Data extract START

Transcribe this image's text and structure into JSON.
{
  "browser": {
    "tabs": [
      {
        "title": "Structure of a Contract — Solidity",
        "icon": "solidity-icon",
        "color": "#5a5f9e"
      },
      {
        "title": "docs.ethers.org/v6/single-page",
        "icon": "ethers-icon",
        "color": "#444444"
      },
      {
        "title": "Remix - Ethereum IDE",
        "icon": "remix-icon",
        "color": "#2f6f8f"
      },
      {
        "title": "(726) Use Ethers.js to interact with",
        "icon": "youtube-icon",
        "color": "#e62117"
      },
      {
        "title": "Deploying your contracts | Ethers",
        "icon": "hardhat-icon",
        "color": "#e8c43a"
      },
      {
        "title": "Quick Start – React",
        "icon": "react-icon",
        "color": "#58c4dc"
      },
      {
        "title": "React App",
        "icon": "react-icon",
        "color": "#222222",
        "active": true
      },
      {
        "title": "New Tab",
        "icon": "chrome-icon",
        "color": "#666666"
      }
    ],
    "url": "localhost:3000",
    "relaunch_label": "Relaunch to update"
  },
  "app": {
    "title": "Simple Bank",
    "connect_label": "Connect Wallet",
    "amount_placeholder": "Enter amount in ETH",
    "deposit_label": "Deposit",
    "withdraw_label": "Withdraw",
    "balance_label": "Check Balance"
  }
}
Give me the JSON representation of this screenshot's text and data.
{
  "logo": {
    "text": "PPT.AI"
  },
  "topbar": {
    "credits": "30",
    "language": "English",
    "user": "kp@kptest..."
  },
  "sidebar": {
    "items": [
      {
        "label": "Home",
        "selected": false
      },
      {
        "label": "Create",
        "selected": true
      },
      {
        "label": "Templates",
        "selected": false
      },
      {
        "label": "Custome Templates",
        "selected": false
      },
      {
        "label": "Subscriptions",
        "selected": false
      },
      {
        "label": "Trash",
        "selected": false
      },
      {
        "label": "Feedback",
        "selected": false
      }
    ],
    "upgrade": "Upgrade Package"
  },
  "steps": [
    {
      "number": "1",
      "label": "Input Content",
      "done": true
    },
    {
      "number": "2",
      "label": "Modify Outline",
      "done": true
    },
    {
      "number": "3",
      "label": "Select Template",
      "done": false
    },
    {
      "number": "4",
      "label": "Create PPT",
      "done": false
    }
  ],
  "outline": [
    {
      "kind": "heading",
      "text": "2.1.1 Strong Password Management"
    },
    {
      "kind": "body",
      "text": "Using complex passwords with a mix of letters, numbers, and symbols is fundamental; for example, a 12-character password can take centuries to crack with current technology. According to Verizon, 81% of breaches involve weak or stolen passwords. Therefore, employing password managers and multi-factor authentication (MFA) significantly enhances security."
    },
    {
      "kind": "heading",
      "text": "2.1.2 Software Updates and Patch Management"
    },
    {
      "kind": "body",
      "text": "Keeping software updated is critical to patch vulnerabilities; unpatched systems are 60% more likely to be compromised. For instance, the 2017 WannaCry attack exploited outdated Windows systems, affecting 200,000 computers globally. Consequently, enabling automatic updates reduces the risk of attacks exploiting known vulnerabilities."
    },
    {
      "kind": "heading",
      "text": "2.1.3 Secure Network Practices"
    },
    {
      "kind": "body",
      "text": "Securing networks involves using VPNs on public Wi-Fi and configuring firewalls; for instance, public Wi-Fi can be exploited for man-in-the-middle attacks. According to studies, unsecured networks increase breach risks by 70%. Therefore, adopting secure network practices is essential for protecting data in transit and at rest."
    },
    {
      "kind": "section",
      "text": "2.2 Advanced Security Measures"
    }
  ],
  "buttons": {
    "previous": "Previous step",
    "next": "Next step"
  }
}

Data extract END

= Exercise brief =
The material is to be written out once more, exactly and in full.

= Reply =
Transcribe this image's text and structure into JSON.
{
  "browser": {
    "tabs": [
      {
        "title": "Structure of a Contract — Solidity",
        "icon": "solidity-icon",
        "color": "#5a5f9e"
      },
      {
        "title": "docs.ethers.org/v6/single-page",
        "icon": "ethers-icon",
        "color": "#444444"
      },
      {
        "title": "Remix - Ethereum IDE",
        "icon": "remix-icon",
        "color": "#2f6f8f"
      },
      {
        "title": "(726) Use Ethers.js to interact with",
        "icon": "youtube-icon",
        "color": "#e62117"
      },
      {
        "title": "Deploying your contracts | Ethers",
        "icon": "hardhat-icon",
        "color": "#e8c43a"
      },
      {
        "title": "Quick Start – React",
        "icon": "react-icon",
        "color": "#58c4dc"
      },
      {
        "title": "React App",
        "icon": "react-icon",
        "color": "#222222",
        "active": true
      },
      {
        "title": "New Tab",
        "icon": "chrome-icon",
        "color": "#666666"
      }
    ],
    "url": "localhost:3000",
    "relaunch_label": "Relaunch to update"
  },
  "app": {
    "title": "Simple Bank",
    "connect_label": "Connect Wallet",
    "amount_placeholder": "Enter amount in ETH",
    "deposit_label": "Deposit",
    "withdraw_label": "Withdraw",
    "balance_label": "Check Balance"
  }
}
Give me the JSON representation of this screenshot's text and data.
{
  "logo": {
    "text": "PPT.AI"
  },
  "topbar": {
    "credits": "30",
    "language": "English",
    "user": "kp@kptest..."
  },
  "sidebar": {
    "items": [
      {
        "label": "Home",
        "selected": false
      },
      {
        "label": "Create",
        "selected": true
      },
      {
        "label": "Templates",
        "selected": false
      },
      {
        "label": "Custome Templates",
        "selected": false
      },
      {
        "label": "Subscriptions",
        "selected": false
      },
      {
        "label": "Trash",
        "selected": false
      },
      {
        "label": "Feedback",
        "selected": false
      }
    ],
    "upgrade": "Upgrade Package"
  },
  "steps": [
    {
      "number": "1",
      "label": "Input Content",
      "done": true
    },
    {
      "number": "2",
      "label": "Modify Outline",
      "done": true
    },
    {
      "number": "3",
      "label": "Select Template",
      "done": false
    },
    {
      "number": "4",
      "label": "Create PPT",
      "done": false
    }
  ],
  "outline": [
    {
      "kind": "heading",
      "text": "2.1.1 Strong Password Management"
    },
    {
      "kind": "body",
      "text": "Using complex passwords with a mix of letters, numbers, and symbols is fundamental; for example, a 12-character password can take centuries to crack with current technology. According to Verizon, 81% of breaches involve weak or stolen passwords. Therefore, employing password managers and multi-factor authentication (MFA) significantly enhances security."
    },
    {
      "kind": "heading",
      "text": "2.1.2 Software Updates and Patch Management"
    },
    {
      "kind": "body",
      "text": "Keeping software updated is critical to patch vulnerabilities; unpatched systems are 60% more likely to be compromised. For instance, the 2017 WannaCry attack exploited outdated Windows systems, affecting 200,000 computers globally. Consequently, enabling automatic updates reduces the risk of attacks exploiting known vulnerabilities."
    },
    {
      "kind": "heading",
      "text": "2.1.3 Secure Network Practices"
    },
    {
      "kind": "body",
      "text": "Securing networks involves using VPNs on public Wi-Fi and configuring firewalls; for instance, public Wi-Fi can be exploited for man-in-the-middle attacks. According to studies, unsecured networks increase breach risks by 70%. Therefore, adopting secure network practices is essential for protecting data in transit and at rest."
    },
    {
      "kind": "section",
      "text": "2.2 Advanced Security Measures"
    }
  ],
  "buttons": {
    "previous": "Previous step",
    "next": "Next step"
  }
}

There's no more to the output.